Future wars of attrition, as the world has witnessed in Ukraine, point to the need for Collaborative Combat Aircraft (CCAs) or other autonomous drones, a senior U.S. Air Force official suggested on Sept. 6.

The regeneration and replacement capacity of the Air Force in a war of attrition is “absolutely a concern,” Air Force Lt. Gen. Clinton Hinote, the service’s deputy chief of staff for strategy, integration, and requirements, told an Atlantic Council forum.

“As we look and we see where our force design goes in the future, we see an increasing likelihood that the first fait accompli-type maneuver is stalled out,” he said. “Then you get to the what’s next question, and what’s next could be a grinding, lukewarm war around the globe between superpowers that would last for years and not necessarily net a whole lot of gain. That would be bad for both sides. We don’t want that, but it might happen anyway. If it did, we have to think about what we can scale.”

“It seems really difficult to scale some of the more exquisite capabilities,” Hinote said. “I’m going to put at the very top of that our operators. It’s hard to mass produce great operators. That includes not only pilots, but special operators, key operators on the ground, at sea, in space, and scaling that in a war of atrrition is going to be really hard, in addition to the exquisite platforms in all the domains. We’re very unlikely to see that scale.”

“Scaling today certainly looks like some sort of autonomous aircraft using the air littorals,” he said. “There are several manufacturers in the United States, not counting around the globe with our allies and partners, that can produce these things. We would need all of them to go after that. In addition to that, I also think there’s a chance that software can scale. We’re clearly seeing DevOps scaling in ways we’ve never seen before. So, if you put those two together, you might have autonomous flight plus software so that, if the autonomous vehicle is so flexible, every day you have a different autonomous vehicle because you load new software in it. We can probably scale that. If so, then we’ve got to be able to lay the foundations for that, not only the technical foundations, but the doctrinal and the organizational foundations in case we do need to scale that in a modern war of attrition.”

In addition to the doctrinal challenge of the Air Force possibly becoming a service that has mostly unmanned aircraft or a significant number of such platforms, building fewer manned aircraft in favor of high numbers of such autonomous aircraft may face opposition from defense companies.

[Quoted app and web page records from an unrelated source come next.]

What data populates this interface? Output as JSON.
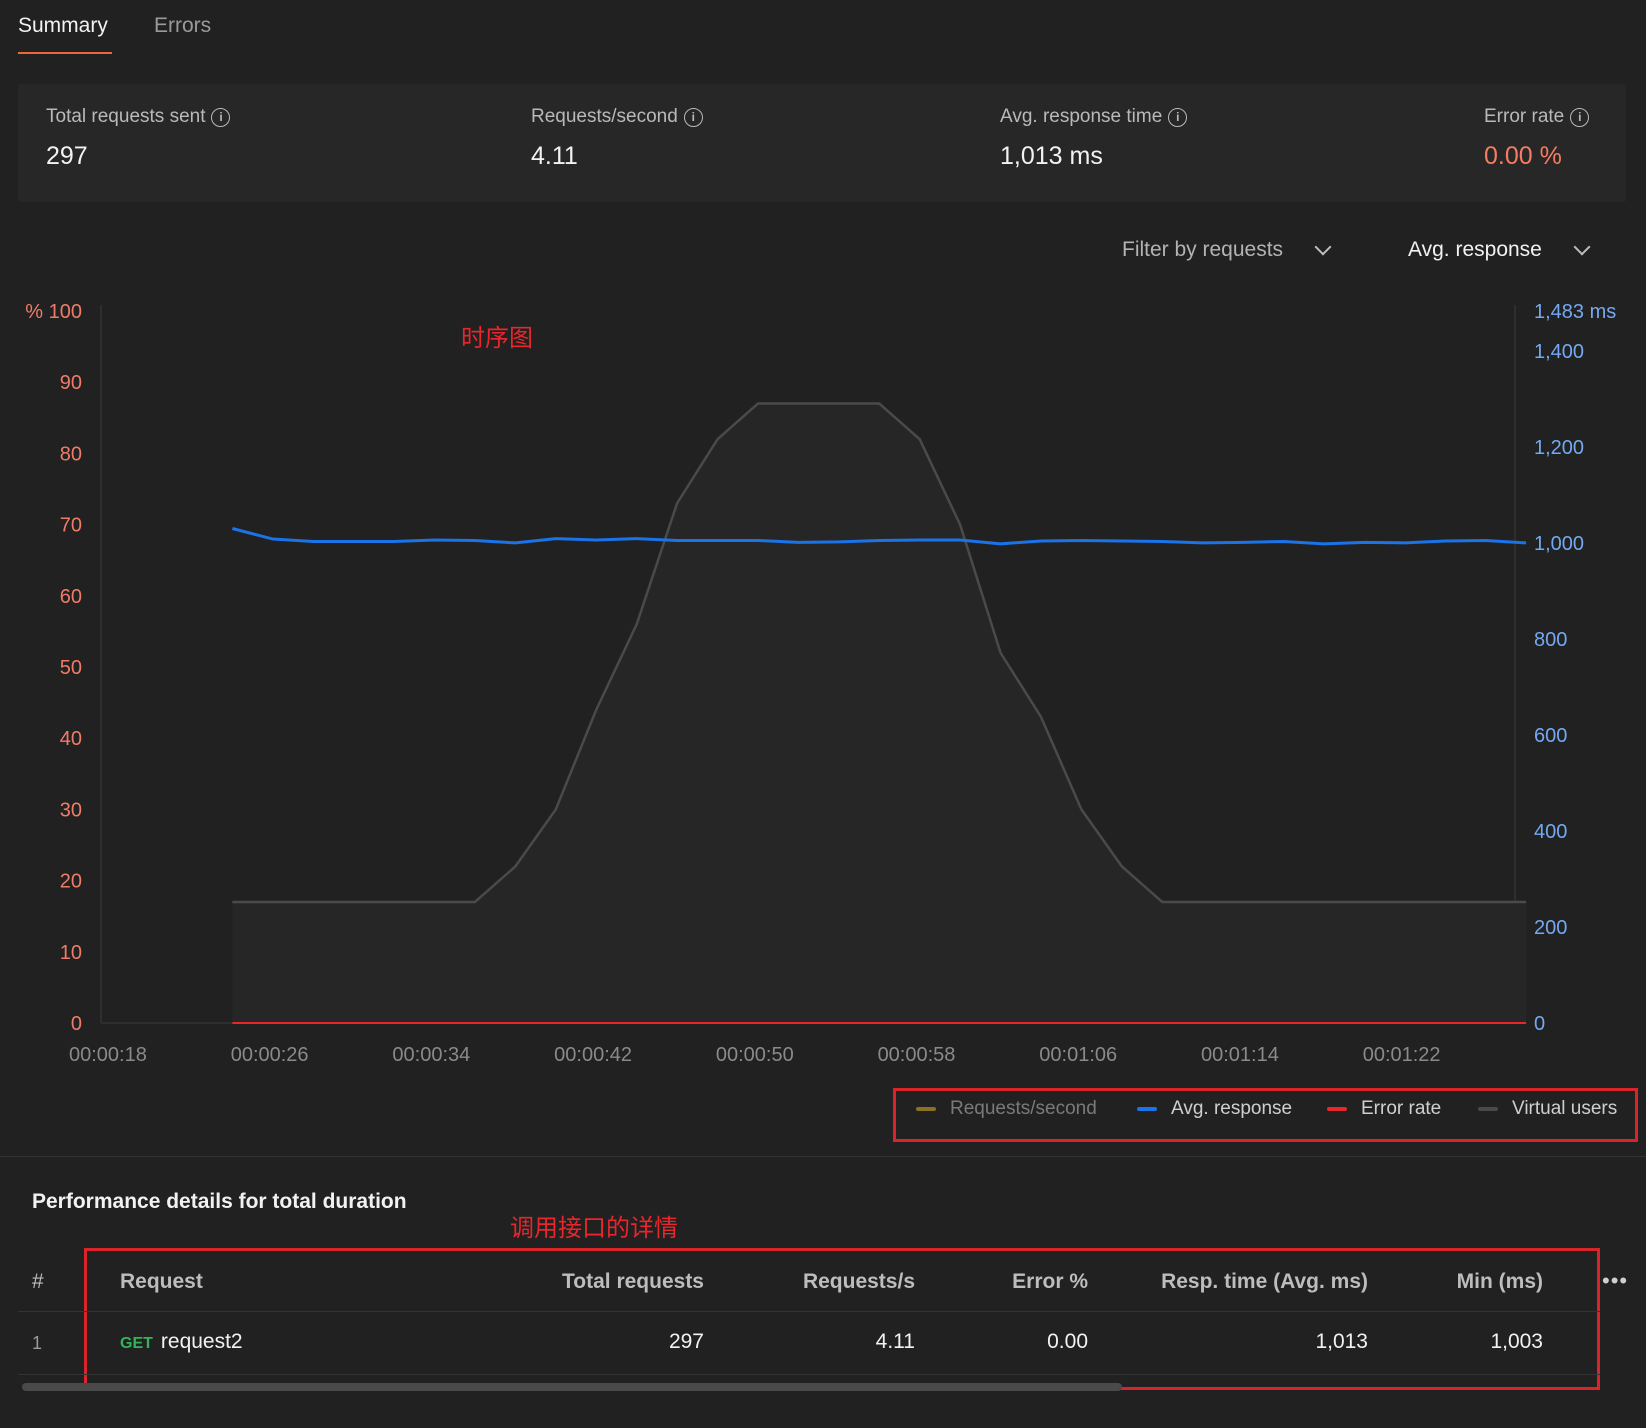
{
  "tabs": [
    {
      "label": "Summary"
    },
    {
      "label": "Errors"
    }
  ],
  "summary": {
    "total_requests": {
      "label": "Total requests sent",
      "value": "297"
    },
    "rps": {
      "label": "Requests/second",
      "value": "4.11"
    },
    "avg_response": {
      "label": "Avg. response time",
      "value": "1,013 ms"
    },
    "error_rate": {
      "label": "Error rate",
      "value": "0.00 %"
    }
  },
  "colors": {
    "error_value": "#f57c62",
    "left_axis": "#f07c68",
    "right_axis": "#74a9f2",
    "rps_series": "#8a7124",
    "avg_series": "#1a73e8",
    "error_series": "#e8262b",
    "vu_series": "#4a4a4a",
    "annotation": "#e8262b",
    "get_method": "#34b35b"
  },
  "filters": {
    "filter_requests": "Filter by requests",
    "metric_select": "Avg. response"
  },
  "annotations": {
    "chart": "时序图",
    "table": "调用接口的详情"
  },
  "chart_data": {
    "type": "line",
    "x_labels": [
      "00:00:18",
      "00:00:26",
      "00:00:34",
      "00:00:42",
      "00:00:50",
      "00:00:58",
      "00:01:06",
      "00:01:14",
      "00:01:22"
    ],
    "x_range": [
      18,
      88
    ],
    "left_axis": {
      "unit_label": "%",
      "ticks": [
        0,
        10,
        20,
        30,
        40,
        50,
        60,
        70,
        80,
        90,
        100
      ],
      "range": [
        0,
        100
      ]
    },
    "right_axis": {
      "unit_label": "ms",
      "ticks": [
        0,
        200,
        400,
        600,
        800,
        1000,
        1200,
        1400
      ],
      "max_label": "1,483 ms",
      "range": [
        0,
        1483
      ]
    },
    "series": [
      {
        "name": "Avg. response",
        "axis": "right",
        "x": [
          24.5,
          26.5,
          28.5,
          30.5,
          32.5,
          34.5,
          36.5,
          38.5,
          40.5,
          42.5,
          44.5,
          46.5,
          48.5,
          50.5,
          52.5,
          54.5,
          56.5,
          58.5,
          60.5,
          62.5,
          64.5,
          66.5,
          68.5,
          70.5,
          72.5,
          74.5,
          76.5,
          78.5,
          80.5,
          82.5,
          84.5,
          86.5,
          88.5
        ],
        "y": [
          1030,
          1008,
          1003,
          1003,
          1003,
          1006,
          1005,
          1000,
          1009,
          1006,
          1009,
          1005,
          1005,
          1005,
          1001,
          1002,
          1005,
          1006,
          1006,
          998,
          1004,
          1005,
          1004,
          1003,
          1000,
          1001,
          1003,
          998,
          1001,
          1000,
          1004,
          1005,
          1000
        ]
      },
      {
        "name": "Virtual users",
        "axis": "left",
        "x": [
          24.5,
          26.5,
          28.5,
          30.5,
          32.5,
          34.5,
          36.5,
          38.5,
          40.5,
          42.5,
          44.5,
          46.5,
          48.5,
          50.5,
          52.5,
          54.5,
          56.5,
          58.5,
          60.5,
          62.5,
          64.5,
          66.5,
          68.5,
          70.5,
          72.5,
          74.5,
          76.5,
          78.5,
          80.5,
          82.5,
          84.5,
          86.5,
          88.5
        ],
        "y": [
          17,
          17,
          17,
          17,
          17,
          17,
          17,
          22,
          30,
          44,
          56,
          73,
          82,
          87,
          87,
          87,
          87,
          82,
          70,
          52,
          43,
          30,
          22,
          17,
          17,
          17,
          17,
          17,
          17,
          17,
          17,
          17,
          17
        ]
      },
      {
        "name": "Error rate",
        "axis": "left",
        "x": [
          24.5,
          88.5
        ],
        "y": [
          0,
          0
        ]
      },
      {
        "name": "Requests/second",
        "axis": "left",
        "x": [],
        "y": []
      }
    ],
    "legend": [
      {
        "name": "Requests/second"
      },
      {
        "name": "Avg. response"
      },
      {
        "name": "Error rate"
      },
      {
        "name": "Virtual users"
      }
    ]
  },
  "performance": {
    "title": "Performance details for total duration",
    "columns": [
      "#",
      "Request",
      "Total requests",
      "Requests/s",
      "Error %",
      "Resp. time (Avg. ms)",
      "Min (ms)"
    ],
    "rows": [
      {
        "index": "1",
        "method": "GET",
        "name": "request2",
        "total": "297",
        "rps": "4.11",
        "error": "0.00",
        "avg": "1,013",
        "min": "1,003"
      }
    ],
    "more_label": "•••"
  }
}
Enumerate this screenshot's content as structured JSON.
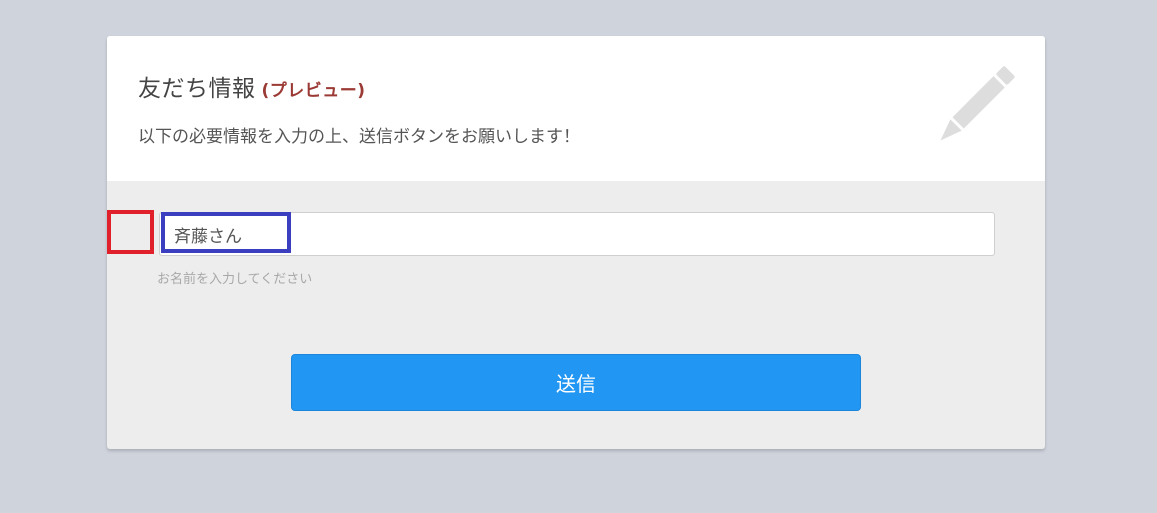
{
  "header": {
    "title": "友だち情報",
    "preview_tag": "(プレビュー)",
    "subtitle": "以下の必要情報を入力の上、送信ボタンをお願いします！",
    "icon": "pencil-icon"
  },
  "form": {
    "name_field": {
      "value": "斉藤さん",
      "hint": "お名前を入力してください"
    },
    "submit_label": "送信"
  },
  "colors": {
    "page_background": "#cfd3dc",
    "form_background": "#ededed",
    "accent_button": "#2196f3",
    "preview_tag": "#9b3a34",
    "highlight_red": "#e0212c",
    "highlight_blue": "#3b3fbf"
  }
}
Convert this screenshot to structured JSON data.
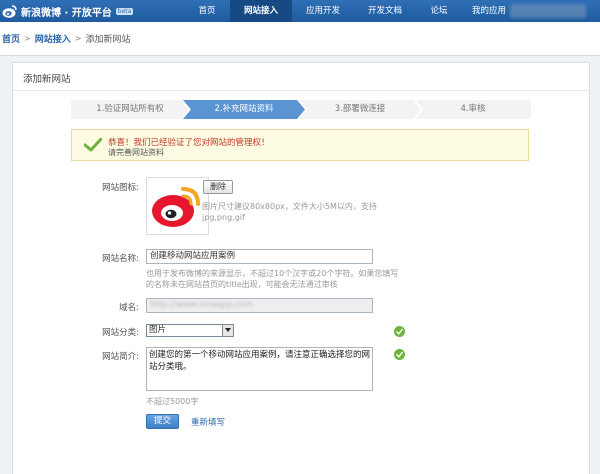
{
  "brand": {
    "name": "新浪微博 · 开放平台",
    "badge": "beta",
    "colors": {
      "header": "#2f6fb6",
      "active_nav": "#174a85",
      "link": "#2e67a8"
    }
  },
  "nav": {
    "items": [
      {
        "label": "首页",
        "active": false
      },
      {
        "label": "网站接入",
        "active": true
      },
      {
        "label": "应用开发",
        "active": false
      },
      {
        "label": "开发文档",
        "active": false
      },
      {
        "label": "论坛",
        "active": false
      },
      {
        "label": "我的应用",
        "active": false
      }
    ]
  },
  "breadcrumb": {
    "home": "首页",
    "section": "网站接入",
    "current": "添加新网站"
  },
  "card": {
    "title": "添加新网站"
  },
  "steps": [
    {
      "label": "1.验证网站所有权",
      "active": false
    },
    {
      "label": "2.补充网站资料",
      "active": true
    },
    {
      "label": "3.部署微连接",
      "active": false
    },
    {
      "label": "4.审核",
      "active": false
    }
  ],
  "success": {
    "title": "恭喜！我们已经验证了您对网站的管理权！",
    "subtitle": "请完善网站资料"
  },
  "form": {
    "icon": {
      "label": "网站图标:",
      "delete_button": "删除",
      "hint": "图片尺寸建议80x80px，文件大小5M以内，支持jpg,png,gif"
    },
    "name": {
      "label": "网站名称:",
      "value": "创建移动网站应用案例",
      "hint": "也用于发布微博的来源显示，不超过10个汉字或20个字符。如果您填写的名称未在网站首页的title出现，可能会无法通过审核"
    },
    "domain": {
      "label": "域名:",
      "value": "http://www.sinaapp.com"
    },
    "category": {
      "label": "网站分类:",
      "selected": "图片"
    },
    "intro": {
      "label": "网站简介:",
      "value": "创建您的第一个移动网站应用案例，请注意正确选择您的网站分类哦。",
      "hint": "不超过5000字"
    },
    "submit": "提交",
    "reset": "重新填写"
  }
}
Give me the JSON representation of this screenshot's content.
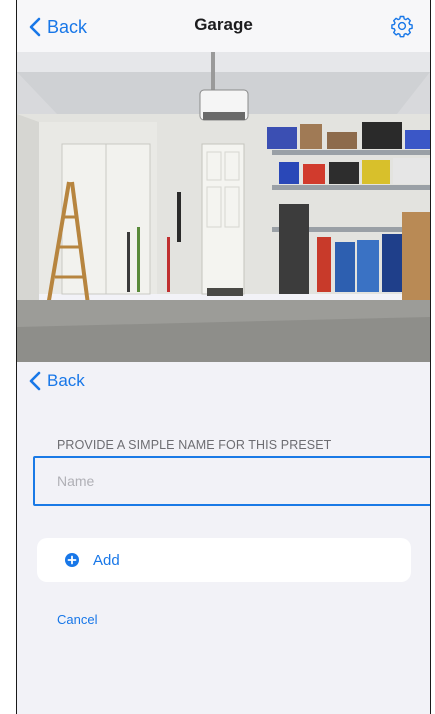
{
  "nav": {
    "back_label": "Back",
    "title": "Garage",
    "settings_icon": "gear-icon"
  },
  "camera": {
    "description_icon": "garage-camera-image"
  },
  "preset": {
    "back_label": "Back",
    "section_label": "PROVIDE A SIMPLE NAME FOR THIS PRESET",
    "name_value": "",
    "name_placeholder": "Name",
    "add_label": "Add",
    "cancel_label": "Cancel"
  },
  "colors": {
    "accent": "#1877e8",
    "background": "#f2f2f7",
    "focus_border": "#1a7ae6"
  }
}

Air Force Secretary Frank Kendall has said that his top technology priority is “autonomous behaviors and artificial intelligence decision support,” and he has suggested that the Next Generation Air Dominance (NGAD) manned fighter could serve as a play caller for autonomous CCAs (Defense Daily, Aug. 11).

For CCA, the Air Force may glean lessons learned from other manned-unmanned teaming efforts, such as the Skyborg Vanguard program, and may take a step toward equipping fighter squadrons with some initial stage CCAs in next year’s fiscal 2024 budget request.

The Air Force has been developing an acquisition strategy and timeline for CCA, up to five of which may be employed by each “quarterback,” manned NGAD fighter, which Kendall recently said has entered the engineering and manufacturing development stage. Air Force acquisition chief Andrew Hunter has said that he envisions more than one supplier of CCA, rather than a “winner take all strategy.”

The Air Force’s Skyborg Vanguard program has yet to transition to production, but the service has said that the Kratos [KTOS] XQ-58 Valkyrie is an example of what Skyborg drones may look like.

Other drones, such as Boeing‘s [BA] Airpower Teaming System (ATS) under development as the MQ-28 Ghost Bat for the Royal Australian Air Force’s Loyal Wingman project, are also possible CCAs for the U.S. Air Force. ATS is a stealthy, multirole, unmanned aircraft system.

Each of the manned NGAD aircraft may cost “multiple hundreds of millions of dollars,” Kendall has said, while the CCAs operated by the manned NGAD would help lessen the program’s cost. Because of the extended range and mission payloads needed for CCAs, however, the latter would be significantly more expensive than other drones and would have about half the unit cost of the manned NGAD.